I also explored history more generally. To compensate for my dearth of high culture, I made my way through Grout & Palisca’s History of Western Music—a worthy overview of the subject—as well as several smaller books about individual artists—Dalí, Gaudí, Sorolla, and Picasso. Stefan Zweig’s memoirs taught me about the pre-war and interwar periods in Europe, and Tony Judt’s magnificent history of postwar Europe led me from 1945 up to the present day. Then, Joseph Stiglitz’s economic analysis shed light on Europe’s uneasy status quo.

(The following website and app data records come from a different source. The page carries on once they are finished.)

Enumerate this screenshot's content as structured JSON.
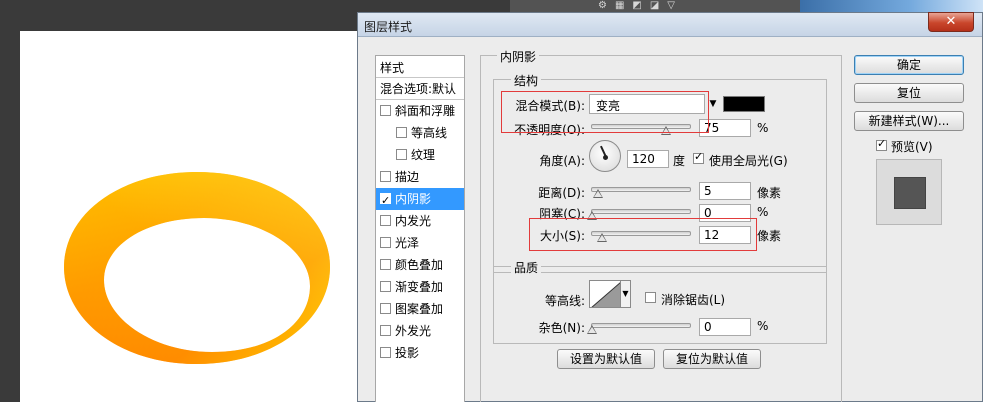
{
  "dialog": {
    "title": "图层样式",
    "close_glyph": "✕"
  },
  "styles_panel": {
    "header": "样式",
    "blend_options": "混合选项:默认",
    "items": [
      {
        "label": "斜面和浮雕",
        "checked": false,
        "indent": false,
        "selected": false
      },
      {
        "label": "等高线",
        "checked": false,
        "indent": true,
        "selected": false
      },
      {
        "label": "纹理",
        "checked": false,
        "indent": true,
        "selected": false
      },
      {
        "label": "描边",
        "checked": false,
        "indent": false,
        "selected": false
      },
      {
        "label": "内阴影",
        "checked": true,
        "indent": false,
        "selected": true
      },
      {
        "label": "内发光",
        "checked": false,
        "indent": false,
        "selected": false
      },
      {
        "label": "光泽",
        "checked": false,
        "indent": false,
        "selected": false
      },
      {
        "label": "颜色叠加",
        "checked": false,
        "indent": false,
        "selected": false
      },
      {
        "label": "渐变叠加",
        "checked": false,
        "indent": false,
        "selected": false
      },
      {
        "label": "图案叠加",
        "checked": false,
        "indent": false,
        "selected": false
      },
      {
        "label": "外发光",
        "checked": false,
        "indent": false,
        "selected": false
      },
      {
        "label": "投影",
        "checked": false,
        "indent": false,
        "selected": false
      }
    ]
  },
  "inner_shadow": {
    "section_title": "内阴影",
    "structure": {
      "title": "结构",
      "blend_mode_label": "混合模式(B):",
      "blend_mode_value": "变亮",
      "color": "#000000",
      "opacity_label": "不透明度(O):",
      "opacity_value": "75",
      "opacity_unit": "%",
      "opacity_fraction": 0.75,
      "angle_label": "角度(A):",
      "angle_value": "120",
      "angle_unit": "度",
      "global_light_label": "使用全局光(G)",
      "global_light_checked": true,
      "distance_label": "距离(D):",
      "distance_value": "5",
      "distance_unit": "像素",
      "choke_label": "阻塞(C):",
      "choke_value": "0",
      "choke_unit": "%",
      "size_label": "大小(S):",
      "size_value": "12",
      "size_unit": "像素"
    },
    "quality": {
      "title": "品质",
      "contour_label": "等高线:",
      "anti_alias_label": "消除锯齿(L)",
      "anti_alias_checked": false,
      "noise_label": "杂色(N):",
      "noise_value": "0",
      "noise_unit": "%"
    },
    "set_default_label": "设置为默认值",
    "reset_default_label": "复位为默认值"
  },
  "buttons": {
    "ok": "确定",
    "reset": "复位",
    "new_style": "新建样式(W)...",
    "preview_label": "预览(V)",
    "preview_checked": true
  },
  "colors": {
    "selection": "#3399ff",
    "highlight_box": "#e23b3b",
    "ring_orange": "#ff8a00",
    "ring_yellow": "#ffee00"
  }
}
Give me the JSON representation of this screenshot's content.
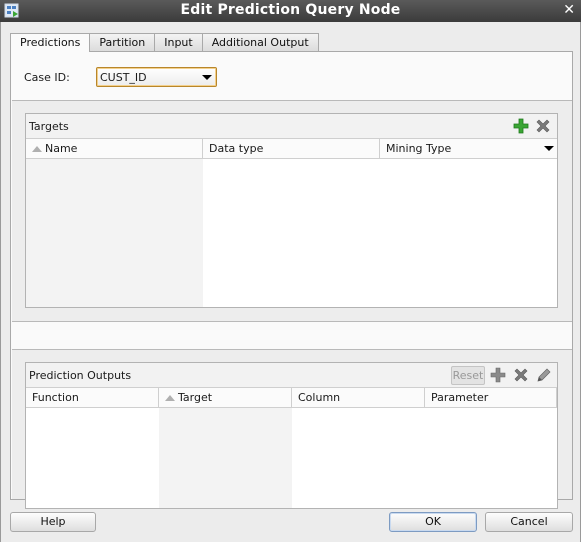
{
  "window": {
    "title": "Edit Prediction Query Node"
  },
  "tabs": [
    {
      "label": "Predictions",
      "active": true
    },
    {
      "label": "Partition",
      "active": false
    },
    {
      "label": "Input",
      "active": false
    },
    {
      "label": "Additional Output",
      "active": false
    }
  ],
  "case_id": {
    "label": "Case ID:",
    "value": "CUST_ID"
  },
  "targets": {
    "title": "Targets",
    "columns": [
      "Name",
      "Data type",
      "Mining Type"
    ],
    "rows": [],
    "actions": {
      "add": "add-icon",
      "remove": "delete-icon"
    }
  },
  "prediction_outputs": {
    "title": "Prediction Outputs",
    "reset_label": "Reset",
    "columns": [
      "Function",
      "Target",
      "Column",
      "Parameter"
    ],
    "rows": [],
    "actions": {
      "add": "add-icon",
      "remove": "delete-icon",
      "edit": "edit-pencil-icon"
    }
  },
  "buttons": {
    "help": "Help",
    "ok": "OK",
    "cancel": "Cancel"
  },
  "colors": {
    "add_green": "#3aa534",
    "titlebar": "#444444",
    "focus_border": "#b8862b"
  }
}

Hoping to penetrate the mysterious rise and fall of civilizations, I tackled Oswald Spengler’s phantasmagoric Decline of the West and Arnold Toynbee’s more soporific companion, A Study of History; but I remain in the dark on this question, so I content myself with the sharp prose and colorful descriptions of Lord Macaulay.

Henry David Thoreau was born 200 years ago this year, so I decided to re-read his classic account of life in the woods once more, and found myself once more conflicted. (I also visited Walden Pond, as well as a fantastic exhibition about Thoreau in the Morgan Museum in New York.) I also decided to trace Thoreau’s influence through some of his spiritual followers, both as a conservationist and as a social advocate. This led me to Aldo Leopold’s A Sand County Almanac, Rachel Carson’s Silent Spring, Upton Sinclair’s The Jungle, Howard Zinn’s People’s History of the United States, and Jacob Riis’s How the Other Half Lives.

This last book dovetailed with another major theme, New York City, which led me to learn about the Croton Aqueduct and the subway system, as well as to read Federico Garcia Lorca’s surreal poetry, Jane Jacob’s brilliant analysis of what makes cities succeed and fail, and Robert Caro’s wholly remarkable biography of Robert Moses—easily one of the best books of the year.

Though this year has been fairly light on fiction, I still had some literary pleasures. Among these were several Shakespeare plays, Hemingway’s short stories, Dickens’s Bleak House, and the final three volumes of Proust’s sprawling epic. But my favorite novel, and my favorite book of the year, is without doubt George Elliot’s Middlemarch, which I found to be life-alteringly brilliant. I have also read some excellent literary criticism: Orwell’s essay on Dickens, Ortega y Gasset’s essay on Cervantes, Unamuno’s ecstatic commentary on Don Quijote, and best of all Bradley’s lectures on Shakespeare’s tragedies—a model of literary appreciation.

I also used several books as jumping-off points for investigations into certain aspects of modern life. I tasted Spanish cuisine with a cookbook, I flirted with romance through Azis Ansari, I argued politics with Jonathan Haidt, I swapped work stories with Studs Terkel, and I tested the educational system through a GRE prep book, a book on classroom management, and William Deresiewicz manifesto on higher education. I also pondered the best way to live with a biography of Montaigne and a book on Stoicism, though I am still in the dark on this point.

To sharpen my travel writing I read Patrick Leigh Fermor’s wordy account of his trip through Europe in the 1930s, and George Henry Borrow’s even wordier account of his trip through Spain in the 1830s, neither of which I very much liked. Yet I relished Richard Ford’s Gatherings From Spain, and recommend it to any curious travelers to the Iberian peninsula.

My reviews have grown longer and more detailed this year, as I have incorporated more summary into my reviews in the hope, perhaps vain, that it will allow me to understand and retain more of what I read. The downside of this strategy is, of course, that many reviews are a slog to read. But on the whole I am happy with most of my reviews from this year. Of these, I am most proud of my review of Hegel’s Phenomenology, followed closely by Susan Haack’s Defending ScienceWithin Reason—two philosophy texts, as it happens.

Thanks to all of you for reading so much and for writing so well, and may 2018 be even better.